Supplies of oil and natural gas are such that the push for offshore drilling seems to have ebbed, so to speak.
But Gov. Roy Cooper is right to take a stand, and a strong one, against opening the waters of the Atlantic Ocean to offshore oil-and-gas drilling.
Cooper took his stand, appropriately, at Fort Macon State Park at the beach in Carteret County. He’s going to have the state Department of Environmental Quality submit formal arguments against such drilling off the Tar Heel coast to the U.S. Department of the Interior, but Cooper himself is four-square: The ban on this kind of drilling, the governor believes, isn’t just about protecting the environment and the ecosystems and wildlife along North Carolina’s coast, but also has a practical benefit – ensuring that North Carolina’s tourist economy isn’t put at risk.

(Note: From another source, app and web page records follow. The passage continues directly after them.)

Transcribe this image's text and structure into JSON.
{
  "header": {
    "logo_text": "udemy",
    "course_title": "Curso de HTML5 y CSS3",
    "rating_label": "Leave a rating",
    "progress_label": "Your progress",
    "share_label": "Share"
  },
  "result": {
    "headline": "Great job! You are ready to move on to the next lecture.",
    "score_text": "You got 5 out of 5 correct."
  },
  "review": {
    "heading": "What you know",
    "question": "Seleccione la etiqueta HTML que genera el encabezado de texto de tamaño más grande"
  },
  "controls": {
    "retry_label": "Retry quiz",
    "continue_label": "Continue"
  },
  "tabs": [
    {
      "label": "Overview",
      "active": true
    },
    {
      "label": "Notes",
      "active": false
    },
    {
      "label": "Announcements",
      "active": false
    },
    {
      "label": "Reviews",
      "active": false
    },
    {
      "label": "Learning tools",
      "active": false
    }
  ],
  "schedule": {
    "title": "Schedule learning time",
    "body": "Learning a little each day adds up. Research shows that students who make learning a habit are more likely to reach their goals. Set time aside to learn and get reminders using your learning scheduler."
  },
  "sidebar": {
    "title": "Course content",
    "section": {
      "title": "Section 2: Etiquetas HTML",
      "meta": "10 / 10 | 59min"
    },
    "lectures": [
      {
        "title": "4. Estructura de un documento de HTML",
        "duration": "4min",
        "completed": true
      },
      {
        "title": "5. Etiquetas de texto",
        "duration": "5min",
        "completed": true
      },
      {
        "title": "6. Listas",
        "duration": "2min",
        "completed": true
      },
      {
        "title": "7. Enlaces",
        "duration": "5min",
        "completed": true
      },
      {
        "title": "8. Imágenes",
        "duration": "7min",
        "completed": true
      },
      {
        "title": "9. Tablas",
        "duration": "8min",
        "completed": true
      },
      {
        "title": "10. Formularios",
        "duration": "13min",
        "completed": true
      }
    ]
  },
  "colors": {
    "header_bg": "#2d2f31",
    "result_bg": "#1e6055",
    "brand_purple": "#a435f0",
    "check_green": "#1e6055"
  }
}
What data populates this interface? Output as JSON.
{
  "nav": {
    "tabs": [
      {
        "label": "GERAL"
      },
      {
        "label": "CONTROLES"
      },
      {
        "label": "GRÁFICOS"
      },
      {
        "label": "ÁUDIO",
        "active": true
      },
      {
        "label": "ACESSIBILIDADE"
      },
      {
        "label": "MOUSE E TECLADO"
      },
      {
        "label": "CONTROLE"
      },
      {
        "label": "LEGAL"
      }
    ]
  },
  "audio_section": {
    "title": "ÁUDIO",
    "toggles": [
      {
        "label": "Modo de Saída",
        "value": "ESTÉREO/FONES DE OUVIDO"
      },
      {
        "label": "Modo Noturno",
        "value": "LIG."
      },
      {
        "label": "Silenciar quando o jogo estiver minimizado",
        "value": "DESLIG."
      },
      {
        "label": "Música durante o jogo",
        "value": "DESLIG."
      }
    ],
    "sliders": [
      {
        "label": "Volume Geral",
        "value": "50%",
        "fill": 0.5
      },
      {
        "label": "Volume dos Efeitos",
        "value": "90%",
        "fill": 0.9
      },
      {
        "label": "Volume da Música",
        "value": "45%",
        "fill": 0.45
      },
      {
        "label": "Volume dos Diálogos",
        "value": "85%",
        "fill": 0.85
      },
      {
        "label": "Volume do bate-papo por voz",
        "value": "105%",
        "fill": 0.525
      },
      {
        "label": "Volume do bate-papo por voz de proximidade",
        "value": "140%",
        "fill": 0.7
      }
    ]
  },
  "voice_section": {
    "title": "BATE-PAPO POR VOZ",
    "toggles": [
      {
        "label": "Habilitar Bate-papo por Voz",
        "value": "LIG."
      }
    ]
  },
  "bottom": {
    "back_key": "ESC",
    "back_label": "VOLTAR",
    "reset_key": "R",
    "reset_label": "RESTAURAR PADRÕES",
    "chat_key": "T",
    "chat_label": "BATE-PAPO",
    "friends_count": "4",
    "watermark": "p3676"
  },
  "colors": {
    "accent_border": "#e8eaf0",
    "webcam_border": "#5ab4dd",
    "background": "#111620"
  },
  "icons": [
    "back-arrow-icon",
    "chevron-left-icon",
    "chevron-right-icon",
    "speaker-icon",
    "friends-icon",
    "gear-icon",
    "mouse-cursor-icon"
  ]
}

One oil spill, after all, could mean tens of millions of dollars – hundreds of millions, for that matter. This isn’t discussed much by Republicans, who wrongly contend that the economic benefits of oil and natural gas exploration outweigh the risks. They’re wrong, and they always have been.
President Barack Obama had declared on his watch that Atlantic and Arctic waters would not be subject to future offshore drilling, but President Trump of course bowed to the business lobby, and to his own antipathy toward President Obama, in ordering the federal government to start again reviewing requests for drilling permits. Cooper is acting on his own and with right on his side.